Loss of voice quality, another of the consequences of covid-19

80% of patients with covid-19 recover from the disease without requiring hospital treatment, according to the World Health Organization (WHO). However, one in six can develop serious illness with shortness of breath (dyspnea) and loss of voice quality (dysphonia).

According to the Spanish Society of Otolaryngology and Head and Neck Surgery (SEORL), cases in which the disease is more likely to become more complicated occur both in the elderly and in those with certain conditions. Among them, respiratory diseases, immunosuppression, high blood pressure, heart problems or diabetes.

Any respiratory consequences will have effects on the voice. Even protective measures to avoid contagion (using a mask or maintaining interpersonal distance, among others) considerably affect its management, both socially and professionally.

How is Covid-19 spread?

While speaking, respiratory particles are expelled at high speed, even reaching 160 kilometers per hour. They can reach 12 meters away.

During singing, for example, up to 1000 microscopic drops can be thrown. Many of them will stay suspended in the air for up to 8 minutes. In addition, the saliva that accompanies the air in coughing or sneezing can cover an area of ​​about 7 square meters.

Therefore, protecting the oral cavity with a mask and interpersonal distance in any interaction is crucial to contain the spread of the disease.

The British Voice Association has issued special recommendations for choirs as they are a notable source of contagion.

How does covid-19 affect the voice?

General symptoms caused by COVID-19 and described so far, although these vary from patient to patient, include severe (dyspnea, fever and lung damage) or mild (nausea, vomiting, dry cough, fatigue) symptoms. , laryngeal irritation, congestion, headache, or loss of taste or smell).

At the onset of contagion, acute phase or recovery, even for months, a person may have limited breathing capacity. The quality of the voice will also be affected, producing dysphonia.

The symptoms described show loss of voice quality, respiratory fatigue, odynophagia (pain when speaking), a feeling of pressure in the chest or fatigue with the slightest movement. Also hoarseness or dull, choppy, “harsh” or dry voice; laryngeal and chest pain; feeling of stiff throat; pain in the neck or decrease in tone scale.

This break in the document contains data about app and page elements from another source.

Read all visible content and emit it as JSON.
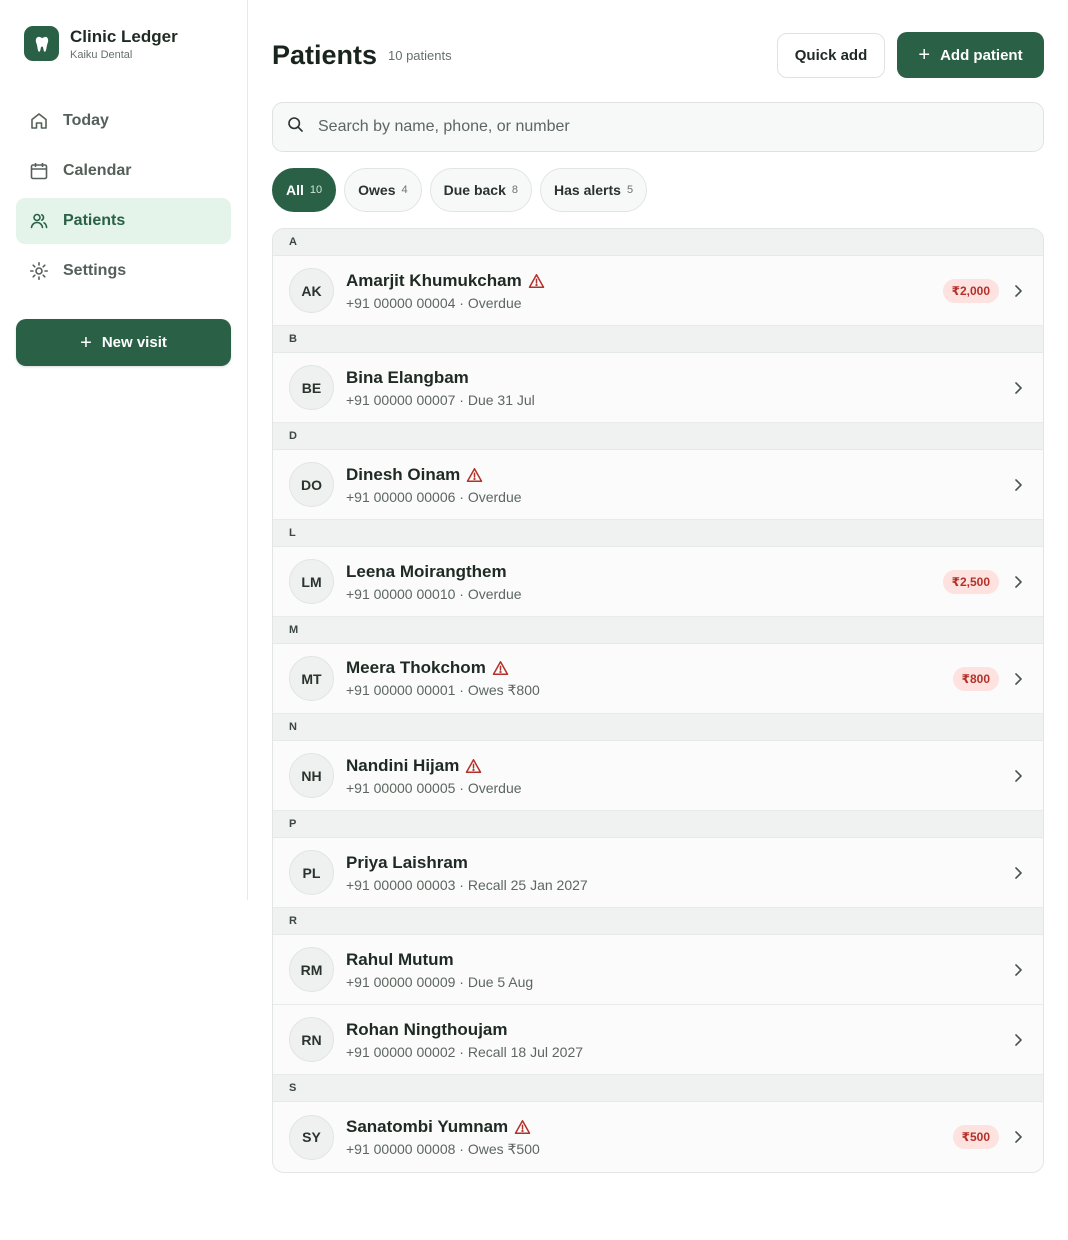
{
  "brand": {
    "title": "Clinic Ledger",
    "subtitle": "Kaiku Dental",
    "logo_icon": "tooth-icon"
  },
  "nav": {
    "items": [
      {
        "label": "Today",
        "icon": "home-icon",
        "active": false
      },
      {
        "label": "Calendar",
        "icon": "calendar-icon",
        "active": false
      },
      {
        "label": "Patients",
        "icon": "users-icon",
        "active": true
      },
      {
        "label": "Settings",
        "icon": "gear-icon",
        "active": false
      }
    ],
    "new_visit_label": "New visit"
  },
  "header": {
    "title": "Patients",
    "count_text": "10 patients",
    "quick_add_label": "Quick add",
    "add_patient_label": "Add patient"
  },
  "search": {
    "placeholder": "Search by name, phone, or number",
    "value": ""
  },
  "filters": [
    {
      "label": "All",
      "count": "10",
      "active": true
    },
    {
      "label": "Owes",
      "count": "4",
      "active": false
    },
    {
      "label": "Due back",
      "count": "8",
      "active": false
    },
    {
      "label": "Has alerts",
      "count": "5",
      "active": false
    }
  ],
  "groups": [
    {
      "letter": "A",
      "patients": [
        {
          "initials": "AK",
          "name": "Amarjit Khumukcham",
          "alert": true,
          "meta": "+91 00000 00004 · Overdue",
          "balance": "₹2,000"
        }
      ]
    },
    {
      "letter": "B",
      "patients": [
        {
          "initials": "BE",
          "name": "Bina Elangbam",
          "alert": false,
          "meta": "+91 00000 00007 · Due 31 Jul",
          "balance": ""
        }
      ]
    },
    {
      "letter": "D",
      "patients": [
        {
          "initials": "DO",
          "name": "Dinesh Oinam",
          "alert": true,
          "meta": "+91 00000 00006 · Overdue",
          "balance": ""
        }
      ]
    },
    {
      "letter": "L",
      "patients": [
        {
          "initials": "LM",
          "name": "Leena Moirangthem",
          "alert": false,
          "meta": "+91 00000 00010 · Overdue",
          "balance": "₹2,500"
        }
      ]
    },
    {
      "letter": "M",
      "patients": [
        {
          "initials": "MT",
          "name": "Meera Thokchom",
          "alert": true,
          "meta": "+91 00000 00001 · Owes ₹800",
          "balance": "₹800"
        }
      ]
    },
    {
      "letter": "N",
      "patients": [
        {
          "initials": "NH",
          "name": "Nandini Hijam",
          "alert": true,
          "meta": "+91 00000 00005 · Overdue",
          "balance": ""
        }
      ]
    },
    {
      "letter": "P",
      "patients": [
        {
          "initials": "PL",
          "name": "Priya Laishram",
          "alert": false,
          "meta": "+91 00000 00003 · Recall 25 Jan 2027",
          "balance": ""
        }
      ]
    },
    {
      "letter": "R",
      "patients": [
        {
          "initials": "RM",
          "name": "Rahul Mutum",
          "alert": false,
          "meta": "+91 00000 00009 · Due 5 Aug",
          "balance": ""
        },
        {
          "initials": "RN",
          "name": "Rohan Ningthoujam",
          "alert": false,
          "meta": "+91 00000 00002 · Recall 18 Jul 2027",
          "balance": ""
        }
      ]
    },
    {
      "letter": "S",
      "patients": [
        {
          "initials": "SY",
          "name": "Sanatombi Yumnam",
          "alert": true,
          "meta": "+91 00000 00008 · Owes ₹500",
          "balance": "₹500"
        }
      ]
    }
  ],
  "colors": {
    "primary": "#2a6146",
    "active_nav_bg": "#e4f4ea",
    "alert": "#b3312a",
    "badge_bg": "#fde2df"
  }
}
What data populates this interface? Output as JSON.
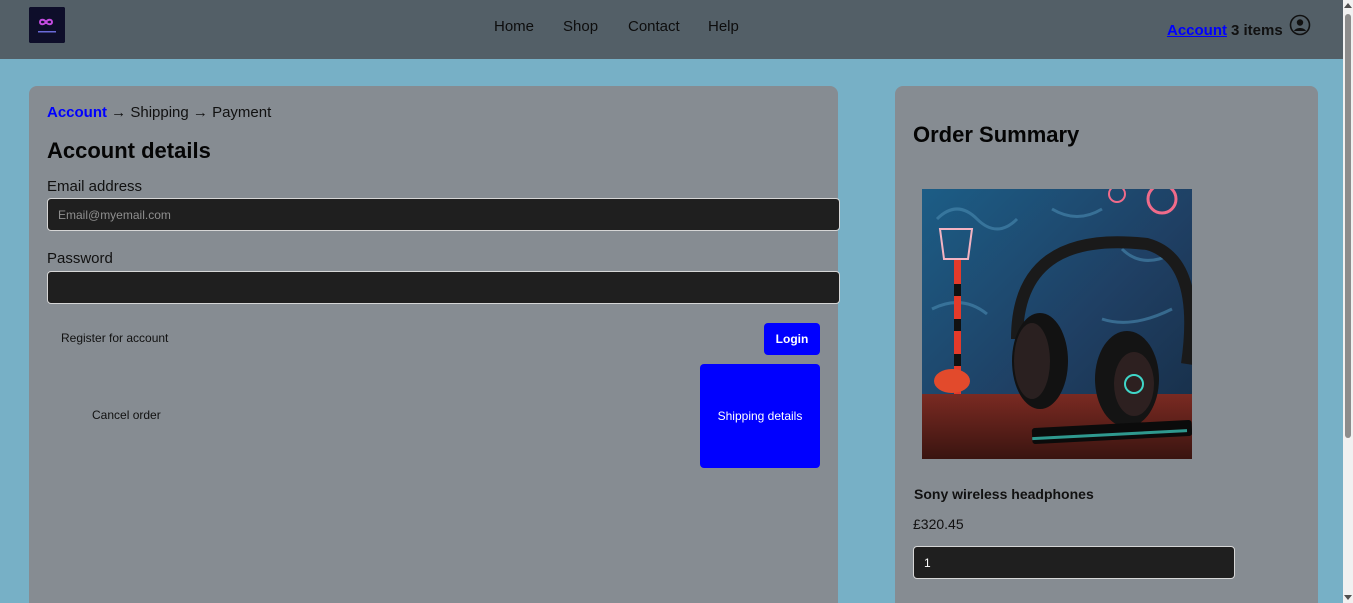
{
  "header": {
    "logo_icon": "infinity-logo-icon",
    "nav": [
      "Home",
      "Shop",
      "Contact",
      "Help"
    ],
    "account_link": "Account",
    "cart_count": "3 items",
    "user_icon": "user-circle-icon"
  },
  "checkout": {
    "breadcrumb": {
      "step1": "Account",
      "arrow": "→",
      "step2": "Shipping",
      "step3": "Payment"
    },
    "title": "Account details",
    "email": {
      "label": "Email address",
      "placeholder": "Email@myemail.com",
      "value": ""
    },
    "password": {
      "label": "Password",
      "value": ""
    },
    "register_label": "Register for account",
    "login_label": "Login",
    "cancel_label": "Cancel order",
    "shipping_label": "Shipping details"
  },
  "summary": {
    "title": "Order Summary",
    "product": {
      "name": "Sony wireless headphones",
      "price": "£320.45",
      "quantity": "1"
    }
  },
  "colors": {
    "accent": "#0000ff",
    "header_bg": "#535f67",
    "page_bg": "#77b0c6",
    "panel_bg": "#868c92"
  }
}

Why does the virus affect voice quality?

Voice is the expressed air produced by the vocal apparatus and amplified in resonators.

The larynx is made up of cartilage, muscles, and mucous membranes located at the top of the trachea and at the base of the tongue. Sound is created when the vocal cords vibrate from the exhaled air flowing through them. Therefore, without air there is no voice.

If the breathing capacity is affected, the same will happen with the quality of the voice.

Dysphonia is an alteration of the voice in one of its qualities, mainly in the timbre, which allows us to differentiate two sounds.

When you have covid-19, you are likely to experience prolonged and excessive coughing fits. It closely joins the vocal cords to allow a strong expulsion of air. Thus, it removes all mucus from the lungs and throat.

A continuous cough can make the vocal cords swollen, stiff, and less flexible. In this sense, the quality of the voice changes, often turning into a harsher and deeper sound. Maybe no more than an awkward whisper.

Speech therapy intervention in post-covid voice 19

Speech therapy intervention for people with or recovered from covid will be based on the type of symptoms and limitations the person has developed. Also in the strengths it presents.

If the symptoms are mild, the parameters are recovered with rehabilitation and breathing practice.

If, on the contrary, they are severe and the person required intubation, the secondary damage is greater. Their quality of life and their voice are deeply compromised.

In addition, it is important to learn to manage the voice in certain situations. For example, when using a mask, which causes difficulty in breathing, articulating and resonating. Social distancing also influences, which requires adjusting the volume of the voice.

Speech therapy is the scientific discipline in charge of the study, prevention, evaluation and treatment of voice and communication. But not only that, it also takes into account hearing, language, and non-verbal oral functions (breathing, chewing, sucking and swallowing).

In these times of crisis, it is even more necessary to trust the discipline and its specialists, avoiding any professional intrusion.

The Spanish Association of Speech-Language Pathology, Phoniatrics and Audiology (AELFA-IF) offers access to scientific support.

* This article was published on The Conversation and reproduced here under the Creative Commons license. Click here to read the original version.

* Lidia Rodríguez García is professor and researcher in speech therapy / President of AELFA-IF., University of Castilla-La Mancha